• Assigned task:
Restate the whole listing exactly, leaving nothing out.

• Material provided:
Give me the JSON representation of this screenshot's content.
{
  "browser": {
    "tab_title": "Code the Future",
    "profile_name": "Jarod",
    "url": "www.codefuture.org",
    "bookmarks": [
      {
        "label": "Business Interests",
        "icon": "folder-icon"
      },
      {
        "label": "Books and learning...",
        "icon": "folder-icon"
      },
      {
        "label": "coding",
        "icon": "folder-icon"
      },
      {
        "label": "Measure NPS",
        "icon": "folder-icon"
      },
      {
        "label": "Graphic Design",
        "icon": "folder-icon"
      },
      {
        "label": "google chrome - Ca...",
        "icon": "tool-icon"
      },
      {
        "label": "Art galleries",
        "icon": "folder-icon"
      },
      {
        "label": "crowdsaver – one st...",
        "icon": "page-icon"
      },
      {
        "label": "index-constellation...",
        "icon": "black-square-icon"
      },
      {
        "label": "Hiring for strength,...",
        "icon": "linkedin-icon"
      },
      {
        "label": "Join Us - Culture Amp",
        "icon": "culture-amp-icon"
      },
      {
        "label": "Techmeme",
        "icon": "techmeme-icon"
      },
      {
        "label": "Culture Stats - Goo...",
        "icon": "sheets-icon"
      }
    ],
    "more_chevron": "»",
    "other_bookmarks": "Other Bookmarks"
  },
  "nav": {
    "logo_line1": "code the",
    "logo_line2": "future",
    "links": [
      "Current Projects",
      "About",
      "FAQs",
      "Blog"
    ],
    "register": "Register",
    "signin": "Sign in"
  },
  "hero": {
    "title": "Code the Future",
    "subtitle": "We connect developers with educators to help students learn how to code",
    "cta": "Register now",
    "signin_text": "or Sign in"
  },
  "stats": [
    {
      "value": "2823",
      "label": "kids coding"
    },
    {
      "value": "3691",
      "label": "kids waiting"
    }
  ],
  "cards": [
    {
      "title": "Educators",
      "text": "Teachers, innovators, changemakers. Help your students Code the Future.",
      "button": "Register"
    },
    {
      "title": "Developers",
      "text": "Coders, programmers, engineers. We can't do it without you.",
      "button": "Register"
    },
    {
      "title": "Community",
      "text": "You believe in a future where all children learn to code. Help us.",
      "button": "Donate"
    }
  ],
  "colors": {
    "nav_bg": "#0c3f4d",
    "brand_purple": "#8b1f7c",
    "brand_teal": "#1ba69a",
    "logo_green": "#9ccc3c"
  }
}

• Exercise result:
Give me the JSON representation of this screenshot's content.
{
  "browser": {
    "tab_title": "Code the Future",
    "profile_name": "Jarod",
    "url": "www.codefuture.org",
    "bookmarks": [
      {
        "label": "Business Interests",
        "icon": "folder-icon"
      },
      {
        "label": "Books and learning...",
        "icon": "folder-icon"
      },
      {
        "label": "coding",
        "icon": "folder-icon"
      },
      {
        "label": "Measure NPS",
        "icon": "folder-icon"
      },
      {
        "label": "Graphic Design",
        "icon": "folder-icon"
      },
      {
        "label": "google chrome - Ca...",
        "icon": "tool-icon"
      },
      {
        "label": "Art galleries",
        "icon": "folder-icon"
      },
      {
        "label": "crowdsaver – one st...",
        "icon": "page-icon"
      },
      {
        "label": "index-constellation...",
        "icon": "black-square-icon"
      },
      {
        "label": "Hiring for strength,...",
        "icon": "linkedin-icon"
      },
      {
        "label": "Join Us - Culture Amp",
        "icon": "culture-amp-icon"
      },
      {
        "label": "Techmeme",
        "icon": "techmeme-icon"
      },
      {
        "label": "Culture Stats - Goo...",
        "icon": "sheets-icon"
      }
    ],
    "more_chevron": "»",
    "other_bookmarks": "Other Bookmarks"
  },
  "nav": {
    "logo_line1": "code the",
    "logo_line2": "future",
    "links": [
      "Current Projects",
      "About",
      "FAQs",
      "Blog"
    ],
    "register": "Register",
    "signin": "Sign in"
  },
  "hero": {
    "title": "Code the Future",
    "subtitle": "We connect developers with educators to help students learn how to code",
    "cta": "Register now",
    "signin_text": "or Sign in"
  },
  "stats": [
    {
      "value": "2823",
      "label": "kids coding"
    },
    {
      "value": "3691",
      "label": "kids waiting"
    }
  ],
  "cards": [
    {
      "title": "Educators",
      "text": "Teachers, innovators, changemakers. Help your students Code the Future.",
      "button": "Register"
    },
    {
      "title": "Developers",
      "text": "Coders, programmers, engineers. We can't do it without you.",
      "button": "Register"
    },
    {
      "title": "Community",
      "text": "You believe in a future where all children learn to code. Help us.",
      "button": "Donate"
    }
  ],
  "colors": {
    "nav_bg": "#0c3f4d",
    "brand_purple": "#8b1f7c",
    "brand_teal": "#1ba69a",
    "logo_green": "#9ccc3c"
  }
}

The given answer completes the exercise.